- Supplied material:

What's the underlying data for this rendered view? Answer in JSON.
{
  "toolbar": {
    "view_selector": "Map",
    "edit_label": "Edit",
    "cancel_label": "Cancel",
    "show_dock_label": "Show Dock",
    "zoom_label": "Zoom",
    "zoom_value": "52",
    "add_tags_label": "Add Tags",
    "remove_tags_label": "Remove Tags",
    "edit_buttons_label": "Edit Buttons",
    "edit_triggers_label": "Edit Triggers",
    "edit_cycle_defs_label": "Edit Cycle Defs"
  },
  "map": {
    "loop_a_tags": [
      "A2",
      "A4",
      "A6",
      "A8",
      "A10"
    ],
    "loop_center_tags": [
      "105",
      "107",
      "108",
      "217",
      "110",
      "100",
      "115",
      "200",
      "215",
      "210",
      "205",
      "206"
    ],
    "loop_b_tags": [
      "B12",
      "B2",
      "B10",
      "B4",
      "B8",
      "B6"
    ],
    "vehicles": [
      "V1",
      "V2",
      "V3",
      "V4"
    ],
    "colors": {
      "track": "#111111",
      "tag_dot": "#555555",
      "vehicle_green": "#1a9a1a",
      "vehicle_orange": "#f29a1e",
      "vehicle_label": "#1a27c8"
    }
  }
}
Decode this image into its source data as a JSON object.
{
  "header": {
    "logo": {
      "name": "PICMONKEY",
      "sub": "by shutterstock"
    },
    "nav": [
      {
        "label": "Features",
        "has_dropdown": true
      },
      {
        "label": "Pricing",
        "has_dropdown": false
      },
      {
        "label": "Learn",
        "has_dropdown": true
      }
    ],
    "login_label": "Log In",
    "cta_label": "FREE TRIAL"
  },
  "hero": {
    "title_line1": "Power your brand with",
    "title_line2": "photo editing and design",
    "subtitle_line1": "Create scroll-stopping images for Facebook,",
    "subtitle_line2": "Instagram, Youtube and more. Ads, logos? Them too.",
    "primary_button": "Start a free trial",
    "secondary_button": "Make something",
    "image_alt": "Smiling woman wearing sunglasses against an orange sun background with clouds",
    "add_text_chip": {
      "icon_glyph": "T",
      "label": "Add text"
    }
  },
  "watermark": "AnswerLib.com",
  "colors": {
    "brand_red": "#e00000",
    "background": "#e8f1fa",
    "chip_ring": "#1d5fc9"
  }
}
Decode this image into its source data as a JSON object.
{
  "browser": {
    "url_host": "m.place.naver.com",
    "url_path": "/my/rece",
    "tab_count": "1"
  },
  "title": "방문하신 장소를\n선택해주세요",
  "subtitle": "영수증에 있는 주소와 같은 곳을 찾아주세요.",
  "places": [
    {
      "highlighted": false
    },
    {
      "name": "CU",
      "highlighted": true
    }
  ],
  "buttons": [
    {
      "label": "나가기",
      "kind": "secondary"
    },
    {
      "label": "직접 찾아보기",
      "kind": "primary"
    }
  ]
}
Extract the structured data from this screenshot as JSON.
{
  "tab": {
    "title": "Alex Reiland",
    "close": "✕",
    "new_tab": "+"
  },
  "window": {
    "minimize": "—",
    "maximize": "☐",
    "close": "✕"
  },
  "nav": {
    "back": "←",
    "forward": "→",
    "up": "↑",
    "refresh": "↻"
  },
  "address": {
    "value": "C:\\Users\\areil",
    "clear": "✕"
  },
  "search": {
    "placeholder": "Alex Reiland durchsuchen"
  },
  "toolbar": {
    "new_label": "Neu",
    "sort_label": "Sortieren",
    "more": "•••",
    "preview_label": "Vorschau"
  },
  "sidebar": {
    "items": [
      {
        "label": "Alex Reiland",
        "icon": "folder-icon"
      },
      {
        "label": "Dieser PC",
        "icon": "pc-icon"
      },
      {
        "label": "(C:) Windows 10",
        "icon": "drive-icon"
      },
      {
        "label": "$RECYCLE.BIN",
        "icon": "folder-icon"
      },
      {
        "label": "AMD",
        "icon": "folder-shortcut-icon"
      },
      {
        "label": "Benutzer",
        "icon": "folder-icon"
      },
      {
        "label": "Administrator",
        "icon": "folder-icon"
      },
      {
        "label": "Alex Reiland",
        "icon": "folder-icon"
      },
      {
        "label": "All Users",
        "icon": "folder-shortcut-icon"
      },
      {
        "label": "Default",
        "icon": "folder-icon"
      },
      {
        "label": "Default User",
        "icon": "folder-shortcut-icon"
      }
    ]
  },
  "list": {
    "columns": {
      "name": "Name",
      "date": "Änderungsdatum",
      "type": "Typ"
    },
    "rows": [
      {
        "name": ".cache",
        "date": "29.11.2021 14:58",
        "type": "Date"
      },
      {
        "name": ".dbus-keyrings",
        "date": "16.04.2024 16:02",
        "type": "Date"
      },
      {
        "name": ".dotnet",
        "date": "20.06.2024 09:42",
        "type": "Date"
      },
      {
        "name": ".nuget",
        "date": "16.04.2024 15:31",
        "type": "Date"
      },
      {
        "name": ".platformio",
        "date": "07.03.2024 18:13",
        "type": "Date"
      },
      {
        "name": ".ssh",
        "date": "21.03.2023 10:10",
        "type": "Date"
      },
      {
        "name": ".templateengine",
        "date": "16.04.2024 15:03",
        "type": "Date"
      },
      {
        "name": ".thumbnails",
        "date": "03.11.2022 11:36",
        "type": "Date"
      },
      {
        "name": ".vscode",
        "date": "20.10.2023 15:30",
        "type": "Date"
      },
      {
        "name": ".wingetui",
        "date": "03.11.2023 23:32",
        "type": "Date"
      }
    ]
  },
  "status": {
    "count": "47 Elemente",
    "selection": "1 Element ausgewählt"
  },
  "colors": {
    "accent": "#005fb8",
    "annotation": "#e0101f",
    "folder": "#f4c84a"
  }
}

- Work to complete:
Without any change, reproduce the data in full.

- Reply to the exercise:
What's the underlying data for this rendered view? Answer in JSON.
{
  "toolbar": {
    "view_selector": "Map",
    "edit_label": "Edit",
    "cancel_label": "Cancel",
    "show_dock_label": "Show Dock",
    "zoom_label": "Zoom",
    "zoom_value": "52",
    "add_tags_label": "Add Tags",
    "remove_tags_label": "Remove Tags",
    "edit_buttons_label": "Edit Buttons",
    "edit_triggers_label": "Edit Triggers",
    "edit_cycle_defs_label": "Edit Cycle Defs"
  },
  "map": {
    "loop_a_tags": [
      "A2",
      "A4",
      "A6",
      "A8",
      "A10"
    ],
    "loop_center_tags": [
      "105",
      "107",
      "108",
      "217",
      "110",
      "100",
      "115",
      "200",
      "215",
      "210",
      "205",
      "206"
    ],
    "loop_b_tags": [
      "B12",
      "B2",
      "B10",
      "B4",
      "B8",
      "B6"
    ],
    "vehicles": [
      "V1",
      "V2",
      "V3",
      "V4"
    ],
    "colors": {
      "track": "#111111",
      "tag_dot": "#555555",
      "vehicle_green": "#1a9a1a",
      "vehicle_orange": "#f29a1e",
      "vehicle_label": "#1a27c8"
    }
  }
}
Decode this image into its source data as a JSON object.
{
  "header": {
    "logo": {
      "name": "PICMONKEY",
      "sub": "by shutterstock"
    },
    "nav": [
      {
        "label": "Features",
        "has_dropdown": true
      },
      {
        "label": "Pricing",
        "has_dropdown": false
      },
      {
        "label": "Learn",
        "has_dropdown": true
      }
    ],
    "login_label": "Log In",
    "cta_label": "FREE TRIAL"
  },
  "hero": {
    "title_line1": "Power your brand with",
    "title_line2": "photo editing and design",
    "subtitle_line1": "Create scroll-stopping images for Facebook,",
    "subtitle_line2": "Instagram, Youtube and more. Ads, logos? Them too.",
    "primary_button": "Start a free trial",
    "secondary_button": "Make something",
    "image_alt": "Smiling woman wearing sunglasses against an orange sun background with clouds",
    "add_text_chip": {
      "icon_glyph": "T",
      "label": "Add text"
    }
  },
  "watermark": "AnswerLib.com",
  "colors": {
    "brand_red": "#e00000",
    "background": "#e8f1fa",
    "chip_ring": "#1d5fc9"
  }
}
Decode this image into its source data as a JSON object.
{
  "browser": {
    "url_host": "m.place.naver.com",
    "url_path": "/my/rece",
    "tab_count": "1"
  },
  "title": "방문하신 장소를\n선택해주세요",
  "subtitle": "영수증에 있는 주소와 같은 곳을 찾아주세요.",
  "places": [
    {
      "highlighted": false
    },
    {
      "name": "CU",
      "highlighted": true
    }
  ],
  "buttons": [
    {
      "label": "나가기",
      "kind": "secondary"
    },
    {
      "label": "직접 찾아보기",
      "kind": "primary"
    }
  ]
}
Extract the structured data from this screenshot as JSON.
{
  "tab": {
    "title": "Alex Reiland",
    "close": "✕",
    "new_tab": "+"
  },
  "window": {
    "minimize": "—",
    "maximize": "☐",
    "close": "✕"
  },
  "nav": {
    "back": "←",
    "forward": "→",
    "up": "↑",
    "refresh": "↻"
  },
  "address": {
    "value": "C:\\Users\\areil",
    "clear": "✕"
  },
  "search": {
    "placeholder": "Alex Reiland durchsuchen"
  },
  "toolbar": {
    "new_label": "Neu",
    "sort_label": "Sortieren",
    "more": "•••",
    "preview_label": "Vorschau"
  },
  "sidebar": {
    "items": [
      {
        "label": "Alex Reiland",
        "icon": "folder-icon"
      },
      {
        "label": "Dieser PC",
        "icon": "pc-icon"
      },
      {
        "label": "(C:) Windows 10",
        "icon": "drive-icon"
      },
      {
        "label": "$RECYCLE.BIN",
        "icon": "folder-icon"
      },
      {
        "label": "AMD",
        "icon": "folder-shortcut-icon"
      },
      {
        "label": "Benutzer",
        "icon": "folder-icon"
      },
      {
        "label": "Administrator",
        "icon": "folder-icon"
      },
      {
        "label": "Alex Reiland",
        "icon": "folder-icon"
      },
      {
        "label": "All Users",
        "icon": "folder-shortcut-icon"
      },
      {
        "label": "Default",
        "icon": "folder-icon"
      },
      {
        "label": "Default User",
        "icon": "folder-shortcut-icon"
      }
    ]
  },
  "list": {
    "columns": {
      "name": "Name",
      "date": "Änderungsdatum",
      "type": "Typ"
    },
    "rows": [
      {
        "name": ".cache",
        "date": "29.11.2021 14:58",
        "type": "Date"
      },
      {
        "name": ".dbus-keyrings",
        "date": "16.04.2024 16:02",
        "type": "Date"
      },
      {
        "name": ".dotnet",
        "date": "20.06.2024 09:42",
        "type": "Date"
      },
      {
        "name": ".nuget",
        "date": "16.04.2024 15:31",
        "type": "Date"
      },
      {
        "name": ".platformio",
        "date": "07.03.2024 18:13",
        "type": "Date"
      },
      {
        "name": ".ssh",
        "date": "21.03.2023 10:10",
        "type": "Date"
      },
      {
        "name": ".templateengine",
        "date": "16.04.2024 15:03",
        "type": "Date"
      },
      {
        "name": ".thumbnails",
        "date": "03.11.2022 11:36",
        "type": "Date"
      },
      {
        "name": ".vscode",
        "date": "20.10.2023 15:30",
        "type": "Date"
      },
      {
        "name": ".wingetui",
        "date": "03.11.2023 23:32",
        "type": "Date"
      }
    ]
  },
  "status": {
    "count": "47 Elemente",
    "selection": "1 Element ausgewählt"
  },
  "colors": {
    "accent": "#005fb8",
    "annotation": "#e0101f",
    "folder": "#f4c84a"
  }
}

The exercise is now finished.